_Task description_
Look through the lines below, find those with the word "accent", and copy them.

· · · ·

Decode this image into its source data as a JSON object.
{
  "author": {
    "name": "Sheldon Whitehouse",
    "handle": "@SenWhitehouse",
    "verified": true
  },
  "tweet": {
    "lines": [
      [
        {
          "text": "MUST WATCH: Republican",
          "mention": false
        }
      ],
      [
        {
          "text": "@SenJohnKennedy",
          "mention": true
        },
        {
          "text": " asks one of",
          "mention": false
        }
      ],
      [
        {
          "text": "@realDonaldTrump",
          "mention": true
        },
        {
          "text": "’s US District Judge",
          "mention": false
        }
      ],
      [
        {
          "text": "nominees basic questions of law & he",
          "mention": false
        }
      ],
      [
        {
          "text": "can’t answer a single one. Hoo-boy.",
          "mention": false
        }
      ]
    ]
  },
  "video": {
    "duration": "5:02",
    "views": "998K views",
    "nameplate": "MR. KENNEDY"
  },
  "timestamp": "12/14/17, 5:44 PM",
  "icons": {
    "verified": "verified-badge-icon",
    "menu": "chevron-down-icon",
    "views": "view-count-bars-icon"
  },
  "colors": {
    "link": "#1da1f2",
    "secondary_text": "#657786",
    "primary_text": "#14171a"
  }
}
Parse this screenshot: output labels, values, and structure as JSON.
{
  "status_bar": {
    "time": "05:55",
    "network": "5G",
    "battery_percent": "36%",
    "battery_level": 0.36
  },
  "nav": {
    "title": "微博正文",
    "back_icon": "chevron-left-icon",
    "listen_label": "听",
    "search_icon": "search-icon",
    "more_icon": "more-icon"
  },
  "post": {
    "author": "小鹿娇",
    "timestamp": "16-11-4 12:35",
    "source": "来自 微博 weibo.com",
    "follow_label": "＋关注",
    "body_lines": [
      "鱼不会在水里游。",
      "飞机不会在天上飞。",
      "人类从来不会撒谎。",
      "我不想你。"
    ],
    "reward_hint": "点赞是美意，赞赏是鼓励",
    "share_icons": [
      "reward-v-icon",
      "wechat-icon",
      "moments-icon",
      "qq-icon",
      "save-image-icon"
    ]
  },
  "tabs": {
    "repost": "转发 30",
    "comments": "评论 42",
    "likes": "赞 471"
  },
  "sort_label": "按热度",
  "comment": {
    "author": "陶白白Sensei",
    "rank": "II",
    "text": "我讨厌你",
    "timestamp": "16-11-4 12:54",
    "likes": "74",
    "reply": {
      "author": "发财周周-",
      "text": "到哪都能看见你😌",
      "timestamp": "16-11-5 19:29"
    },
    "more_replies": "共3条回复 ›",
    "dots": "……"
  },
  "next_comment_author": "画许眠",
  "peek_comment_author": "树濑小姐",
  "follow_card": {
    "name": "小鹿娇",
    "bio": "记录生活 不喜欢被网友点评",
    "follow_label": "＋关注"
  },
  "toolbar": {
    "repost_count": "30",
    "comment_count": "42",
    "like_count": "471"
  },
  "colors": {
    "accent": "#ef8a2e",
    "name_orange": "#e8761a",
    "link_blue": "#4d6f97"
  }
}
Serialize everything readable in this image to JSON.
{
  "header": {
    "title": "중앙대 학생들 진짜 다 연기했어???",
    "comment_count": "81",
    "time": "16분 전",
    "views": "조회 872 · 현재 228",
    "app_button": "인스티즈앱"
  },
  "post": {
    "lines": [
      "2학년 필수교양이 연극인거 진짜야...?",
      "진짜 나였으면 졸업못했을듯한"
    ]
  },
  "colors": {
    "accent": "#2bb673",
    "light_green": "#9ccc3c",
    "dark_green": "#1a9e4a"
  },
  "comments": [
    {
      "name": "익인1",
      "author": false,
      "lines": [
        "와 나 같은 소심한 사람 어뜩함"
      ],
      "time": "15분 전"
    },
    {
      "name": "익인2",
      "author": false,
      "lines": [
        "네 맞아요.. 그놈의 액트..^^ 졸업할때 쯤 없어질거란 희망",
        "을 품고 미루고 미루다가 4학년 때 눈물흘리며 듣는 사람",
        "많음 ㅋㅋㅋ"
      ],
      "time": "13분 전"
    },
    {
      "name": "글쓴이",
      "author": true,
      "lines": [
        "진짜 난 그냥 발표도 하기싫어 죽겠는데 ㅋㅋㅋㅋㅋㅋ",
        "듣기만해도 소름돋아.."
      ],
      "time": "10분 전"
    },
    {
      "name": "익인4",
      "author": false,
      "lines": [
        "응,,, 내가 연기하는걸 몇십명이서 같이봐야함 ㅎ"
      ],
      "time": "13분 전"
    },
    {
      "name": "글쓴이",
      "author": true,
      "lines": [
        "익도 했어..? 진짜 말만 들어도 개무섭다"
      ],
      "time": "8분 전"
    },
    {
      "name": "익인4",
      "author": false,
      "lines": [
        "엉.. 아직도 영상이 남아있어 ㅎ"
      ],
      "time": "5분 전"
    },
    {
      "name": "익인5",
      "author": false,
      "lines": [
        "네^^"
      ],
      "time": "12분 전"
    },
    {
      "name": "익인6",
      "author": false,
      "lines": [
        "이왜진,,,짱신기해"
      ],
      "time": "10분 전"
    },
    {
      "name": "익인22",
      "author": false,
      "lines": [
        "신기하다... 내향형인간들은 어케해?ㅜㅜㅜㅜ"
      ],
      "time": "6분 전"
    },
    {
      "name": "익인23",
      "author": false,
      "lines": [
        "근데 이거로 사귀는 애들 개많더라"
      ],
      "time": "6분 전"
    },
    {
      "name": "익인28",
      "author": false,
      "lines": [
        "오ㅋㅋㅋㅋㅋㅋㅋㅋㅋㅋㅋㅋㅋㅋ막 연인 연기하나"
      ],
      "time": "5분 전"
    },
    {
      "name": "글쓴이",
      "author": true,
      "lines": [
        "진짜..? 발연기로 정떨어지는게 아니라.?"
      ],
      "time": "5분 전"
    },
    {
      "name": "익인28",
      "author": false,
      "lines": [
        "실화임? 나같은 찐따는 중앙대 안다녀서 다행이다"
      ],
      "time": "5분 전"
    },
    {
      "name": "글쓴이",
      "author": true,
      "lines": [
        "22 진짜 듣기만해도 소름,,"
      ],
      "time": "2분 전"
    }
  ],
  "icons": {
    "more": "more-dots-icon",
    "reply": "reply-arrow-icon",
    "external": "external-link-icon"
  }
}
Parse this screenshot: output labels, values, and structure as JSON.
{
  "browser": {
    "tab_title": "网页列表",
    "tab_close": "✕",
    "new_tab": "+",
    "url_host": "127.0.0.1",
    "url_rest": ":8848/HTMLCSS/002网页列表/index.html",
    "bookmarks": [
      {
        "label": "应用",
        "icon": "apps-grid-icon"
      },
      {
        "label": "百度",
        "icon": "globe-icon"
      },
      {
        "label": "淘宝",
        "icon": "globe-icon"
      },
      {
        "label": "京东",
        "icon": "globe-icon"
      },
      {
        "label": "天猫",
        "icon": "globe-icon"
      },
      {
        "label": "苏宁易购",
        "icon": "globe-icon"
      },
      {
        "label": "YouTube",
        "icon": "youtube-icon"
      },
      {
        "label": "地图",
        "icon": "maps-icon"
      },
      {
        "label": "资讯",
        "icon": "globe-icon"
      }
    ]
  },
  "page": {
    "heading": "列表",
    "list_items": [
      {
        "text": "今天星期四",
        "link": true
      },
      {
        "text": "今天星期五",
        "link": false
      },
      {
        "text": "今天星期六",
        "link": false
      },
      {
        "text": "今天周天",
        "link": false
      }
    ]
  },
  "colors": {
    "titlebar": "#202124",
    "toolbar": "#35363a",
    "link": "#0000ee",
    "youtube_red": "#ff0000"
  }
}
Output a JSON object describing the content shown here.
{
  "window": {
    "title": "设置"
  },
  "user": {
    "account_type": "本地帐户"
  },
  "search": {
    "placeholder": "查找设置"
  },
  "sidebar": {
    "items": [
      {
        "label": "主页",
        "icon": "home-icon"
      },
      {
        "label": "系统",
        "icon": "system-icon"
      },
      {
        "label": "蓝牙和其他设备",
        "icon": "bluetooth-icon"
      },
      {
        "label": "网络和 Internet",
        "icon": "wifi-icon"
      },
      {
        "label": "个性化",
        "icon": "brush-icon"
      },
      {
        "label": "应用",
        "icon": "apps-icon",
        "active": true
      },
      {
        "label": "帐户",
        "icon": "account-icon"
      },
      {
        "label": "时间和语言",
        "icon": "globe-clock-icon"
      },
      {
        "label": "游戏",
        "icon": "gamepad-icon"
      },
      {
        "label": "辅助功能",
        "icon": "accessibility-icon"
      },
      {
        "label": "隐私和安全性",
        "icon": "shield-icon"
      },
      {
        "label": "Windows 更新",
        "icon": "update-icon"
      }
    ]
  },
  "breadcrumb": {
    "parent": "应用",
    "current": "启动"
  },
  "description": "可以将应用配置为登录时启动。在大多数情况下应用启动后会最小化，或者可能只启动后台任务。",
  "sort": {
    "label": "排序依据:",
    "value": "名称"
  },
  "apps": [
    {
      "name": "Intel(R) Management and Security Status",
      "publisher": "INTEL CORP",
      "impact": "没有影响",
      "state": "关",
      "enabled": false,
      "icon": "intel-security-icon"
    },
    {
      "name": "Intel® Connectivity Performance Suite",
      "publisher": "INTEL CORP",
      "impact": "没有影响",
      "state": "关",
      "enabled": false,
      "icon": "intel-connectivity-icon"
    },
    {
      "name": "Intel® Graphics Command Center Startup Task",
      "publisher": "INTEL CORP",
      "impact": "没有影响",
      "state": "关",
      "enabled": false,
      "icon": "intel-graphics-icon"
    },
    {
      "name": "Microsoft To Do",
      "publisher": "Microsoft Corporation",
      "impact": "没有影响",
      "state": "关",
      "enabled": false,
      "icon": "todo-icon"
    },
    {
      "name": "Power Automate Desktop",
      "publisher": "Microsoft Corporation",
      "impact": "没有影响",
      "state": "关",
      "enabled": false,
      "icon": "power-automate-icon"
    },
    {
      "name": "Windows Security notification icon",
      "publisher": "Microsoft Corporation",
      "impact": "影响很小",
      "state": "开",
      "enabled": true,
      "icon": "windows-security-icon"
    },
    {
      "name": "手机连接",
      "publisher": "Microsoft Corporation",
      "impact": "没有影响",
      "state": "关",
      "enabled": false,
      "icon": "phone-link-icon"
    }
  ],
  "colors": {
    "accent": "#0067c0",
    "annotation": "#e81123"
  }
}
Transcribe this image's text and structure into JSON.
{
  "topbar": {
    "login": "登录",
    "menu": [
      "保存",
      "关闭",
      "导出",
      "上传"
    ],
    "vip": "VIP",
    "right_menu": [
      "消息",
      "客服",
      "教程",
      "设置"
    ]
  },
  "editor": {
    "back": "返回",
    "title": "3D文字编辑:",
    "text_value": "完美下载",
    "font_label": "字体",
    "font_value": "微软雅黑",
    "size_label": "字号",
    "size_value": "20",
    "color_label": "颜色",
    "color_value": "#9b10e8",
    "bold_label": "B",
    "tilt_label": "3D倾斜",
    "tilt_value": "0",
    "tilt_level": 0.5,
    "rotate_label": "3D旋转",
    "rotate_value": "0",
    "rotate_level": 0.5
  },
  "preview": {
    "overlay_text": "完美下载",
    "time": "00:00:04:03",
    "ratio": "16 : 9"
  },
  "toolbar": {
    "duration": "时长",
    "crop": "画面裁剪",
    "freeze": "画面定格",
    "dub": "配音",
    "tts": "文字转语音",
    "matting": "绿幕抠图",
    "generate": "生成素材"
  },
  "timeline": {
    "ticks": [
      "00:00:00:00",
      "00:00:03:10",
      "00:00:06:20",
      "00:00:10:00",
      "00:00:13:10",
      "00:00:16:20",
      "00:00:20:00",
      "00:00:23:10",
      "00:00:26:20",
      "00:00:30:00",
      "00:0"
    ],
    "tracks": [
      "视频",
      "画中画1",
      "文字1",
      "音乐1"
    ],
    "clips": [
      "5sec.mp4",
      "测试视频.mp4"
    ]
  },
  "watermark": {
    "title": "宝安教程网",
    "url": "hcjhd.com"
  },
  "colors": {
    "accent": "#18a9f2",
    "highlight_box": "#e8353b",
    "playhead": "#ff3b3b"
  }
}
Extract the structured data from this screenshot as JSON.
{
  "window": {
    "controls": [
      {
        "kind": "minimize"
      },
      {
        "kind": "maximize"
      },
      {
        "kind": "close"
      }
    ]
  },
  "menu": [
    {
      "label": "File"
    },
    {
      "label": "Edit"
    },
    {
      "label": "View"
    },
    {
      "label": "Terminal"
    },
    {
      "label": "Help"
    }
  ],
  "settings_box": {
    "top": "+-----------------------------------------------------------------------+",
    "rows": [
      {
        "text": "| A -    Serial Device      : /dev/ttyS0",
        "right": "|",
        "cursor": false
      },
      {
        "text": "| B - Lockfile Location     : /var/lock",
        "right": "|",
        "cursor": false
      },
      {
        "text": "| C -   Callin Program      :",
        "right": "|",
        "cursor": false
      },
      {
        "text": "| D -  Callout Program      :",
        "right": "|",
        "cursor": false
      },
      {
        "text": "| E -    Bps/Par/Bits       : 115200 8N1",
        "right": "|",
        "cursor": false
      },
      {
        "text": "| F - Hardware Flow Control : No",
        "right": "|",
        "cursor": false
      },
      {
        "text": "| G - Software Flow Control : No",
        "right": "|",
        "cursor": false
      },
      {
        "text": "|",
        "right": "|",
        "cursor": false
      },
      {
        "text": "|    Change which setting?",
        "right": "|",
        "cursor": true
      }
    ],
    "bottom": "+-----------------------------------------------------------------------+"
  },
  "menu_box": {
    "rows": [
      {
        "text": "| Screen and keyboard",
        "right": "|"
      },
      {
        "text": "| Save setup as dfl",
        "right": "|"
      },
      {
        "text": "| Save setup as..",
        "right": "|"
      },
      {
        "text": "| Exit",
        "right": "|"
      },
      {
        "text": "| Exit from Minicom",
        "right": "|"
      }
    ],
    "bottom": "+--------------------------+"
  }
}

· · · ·

_Exercise solution_
    "accent": "#ef8a2e",
    "accent": "#2bb673",
    "accent": "#0067c0",
    "accent": "#18a9f2",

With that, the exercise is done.